Ring steward Bob Jones sends a signal to the announcer to ask riders to change their pace during the Huntington County 4-H Horse and Pony Show Sunday, July 19, at the Chief LaFontaine Saddle Club.
Ring steward Bob Jones sends a signal to the announcer to ask riders to change their pace during the Huntington County 4-H Horse and Pony Show Sunday, July 19, at the Chief LaFontaine Saddle Club. Photo by Cindy Klepper.

Bob Jones has been felled by horses, and he's been felled by a heart attack.

But for 30 years, he's kept coming back, assuming his place as ring steward for the annual Huntington County 4-H Horse and Pony Show.

Not any more, he says. This year's show was his last.

"Yesterday told me it was time to quit," Jones said as he waited for the 4-Hers and their horses to enter the ring at the Chief LaFontaine Saddle Club on Sunday, July 19. "It was all I could do to get up and down, my legs hurt so bad."

As ring steward, Jones is part traffic cop, directing the youth and their horses in and out of the ring, and part security guard, standing between the horses and the judge, ready to block a rushing horse with his body to save the judge.

"I'm kind of the Secret Service for the judge," Jones says.

He's been knocked down by horses more than once.

"And I had a heart attack out there one year," he says. "Two months later, I had the really big one."

"He's one of those tried and true volunteers," says Linda Aldridge, the Purdue Extension educator in charge of coordinating the 4-H fair. This is her 28th fair, so Jones' service predates hers.

Jones, who works the horse show without pay, retired from his paying job 17 years ago.

Jones, 65, actually lives in Grant County but became involved in the Huntington County horse and pony program when his three children participated in 4-H. They were part of the 4-H horse program in Grant County for a couple of years, but Jones was looking for more of a challenge for his kids. Huntington County, he says, had a larger program and offered more opportunities.

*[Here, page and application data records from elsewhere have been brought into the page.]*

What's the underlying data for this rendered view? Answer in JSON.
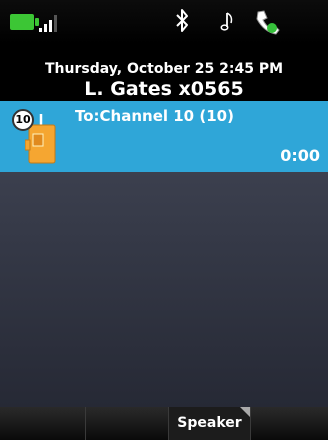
{
  "status_bar": {
    "icons": [
      "battery-icon",
      "signal-strength-icon",
      "bluetooth-icon",
      "music-note-icon",
      "handset-icon"
    ],
    "battery_color": "#3cc635"
  },
  "info": {
    "datetime": "Thursday, October 25 2:45 PM",
    "user": "L. Gates x0565"
  },
  "call": {
    "badge": "10",
    "target": "To:Channel 10 (10)",
    "timer": "0:00",
    "highlight_color": "#2fa6d8"
  },
  "softkeys": [
    "",
    "",
    "Speaker",
    ""
  ]
}
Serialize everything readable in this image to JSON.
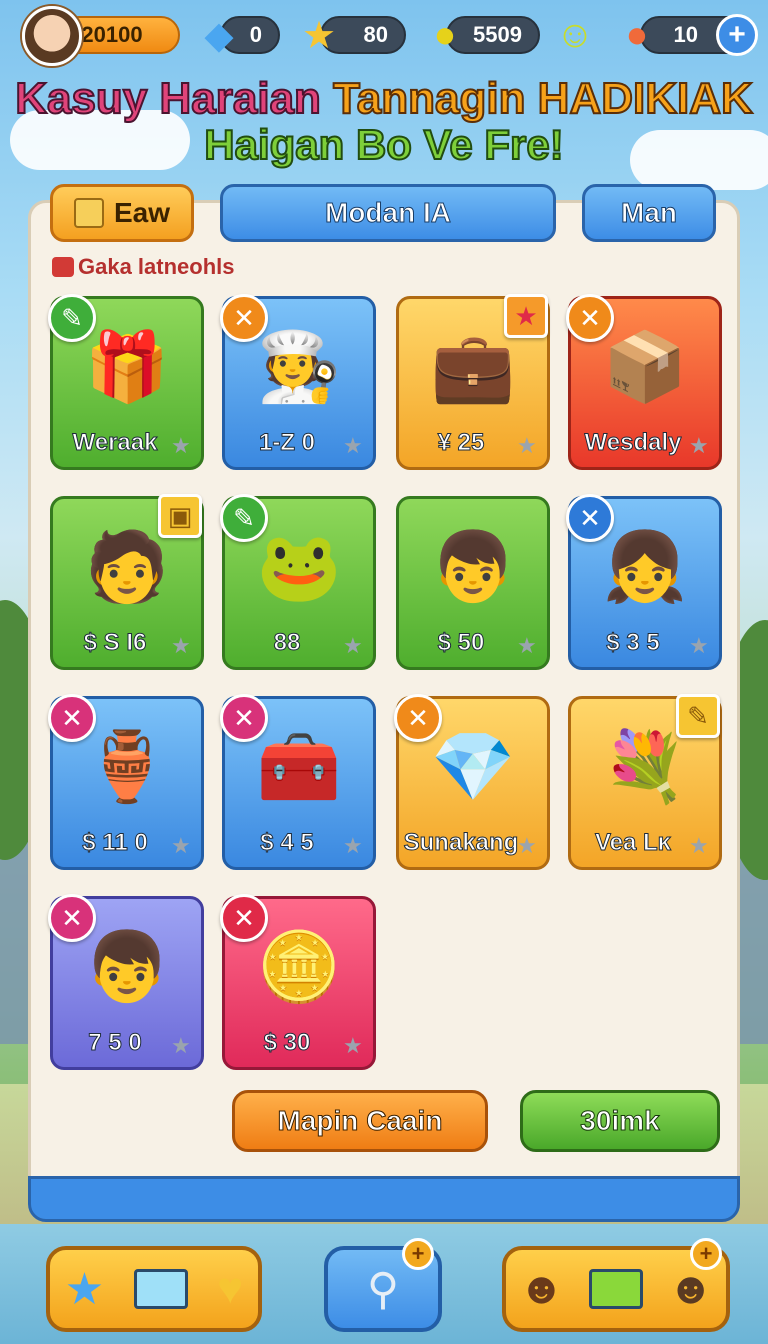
{
  "hud": {
    "coins": "20100",
    "gems": "0",
    "stars": "80",
    "fruit": "5509",
    "smiles": "",
    "fish": "10",
    "plus_symbol": "+"
  },
  "title": {
    "line1_part1": "Kasuy Haraian ",
    "line1_part2": "Tannagin HADIKIAK",
    "line2": "Haigan Bo Ve Fre!"
  },
  "tabs": [
    {
      "label": "Eaw"
    },
    {
      "label": "Modan IA"
    },
    {
      "label": "Man"
    }
  ],
  "section_label": "Gaka latneohls",
  "cards": [
    {
      "label": "Weraak",
      "color": "green",
      "badge": "✎",
      "badge_type": "green",
      "art": "🎁"
    },
    {
      "label": "1-Z 0",
      "color": "blue",
      "badge": "✕",
      "badge_type": "orange",
      "art": "🧑‍🍳"
    },
    {
      "label": "¥ 25",
      "color": "yellow",
      "badge": "★",
      "badge_type": "sq red",
      "art": "💼"
    },
    {
      "label": "Wesdaly",
      "color": "red",
      "badge": "✕",
      "badge_type": "orange",
      "art": "📦"
    },
    {
      "label": "$ S I6",
      "color": "green",
      "badge": "▣",
      "badge_type": "sq yellow",
      "art": "🧑"
    },
    {
      "label": "88",
      "color": "green",
      "badge": "✎",
      "badge_type": "green",
      "art": "🐸"
    },
    {
      "label": "$ 50",
      "color": "green",
      "badge": "",
      "badge_type": "",
      "art": "👦"
    },
    {
      "label": "$ 3 5",
      "color": "blue",
      "badge": "✕",
      "badge_type": "blue",
      "art": "👧"
    },
    {
      "label": "$ 11 0",
      "color": "blue",
      "badge": "✕",
      "badge_type": "pink",
      "art": "🏺"
    },
    {
      "label": "$ 4 5",
      "color": "blue",
      "badge": "✕",
      "badge_type": "pink",
      "art": "🧰"
    },
    {
      "label": "Sunakang",
      "color": "yellow",
      "badge": "✕",
      "badge_type": "orange",
      "art": "💎"
    },
    {
      "label": "Vea Lĸ",
      "color": "yellow",
      "badge": "✎",
      "badge_type": "sq yellow",
      "art": "💐"
    },
    {
      "label": "7 5 0",
      "color": "purple",
      "badge": "✕",
      "badge_type": "pink",
      "art": "👦"
    },
    {
      "label": "$ 30",
      "color": "pink",
      "badge": "✕",
      "badge_type": "red",
      "art": "🪙"
    }
  ],
  "buttons": {
    "primary": "Mapin Caain",
    "secondary": "30imk"
  },
  "icons": {
    "coin": "avatar-icon",
    "gem": "gem-icon",
    "star": "star-icon",
    "fruit": "fruit-icon",
    "smile": "smile-icon",
    "fish": "fish-icon"
  },
  "colors": {
    "accent_blue": "#3d8de6",
    "accent_orange": "#f08a12",
    "accent_green": "#4aa82a"
  }
}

"Huntington County, at that time, had one of the best - if not the best - programs in the state," Jones says. "The quality of horse here was very, very good."
So, they made the switch.

A common misconception, Aldridge says, is that youth must participate in the 4-H program offered by their home counties. That's not true, she explains, noting that the Huntington County 4-H program includes youth from almost a half-dozen counties.

Jones' son, Chris Jones, is now in the horse training business, along with his wife. His father credits the younger Jones' experience in 4-H with helping him toward that career. He not only found a career, Jones says, he also had a good time.

"The fun they had here was something they'll remember all their lives," he says.

"This is just paying back the county that helped my family," Jones says of his 30 years in the Huntington County ring. "It's just paying a debt."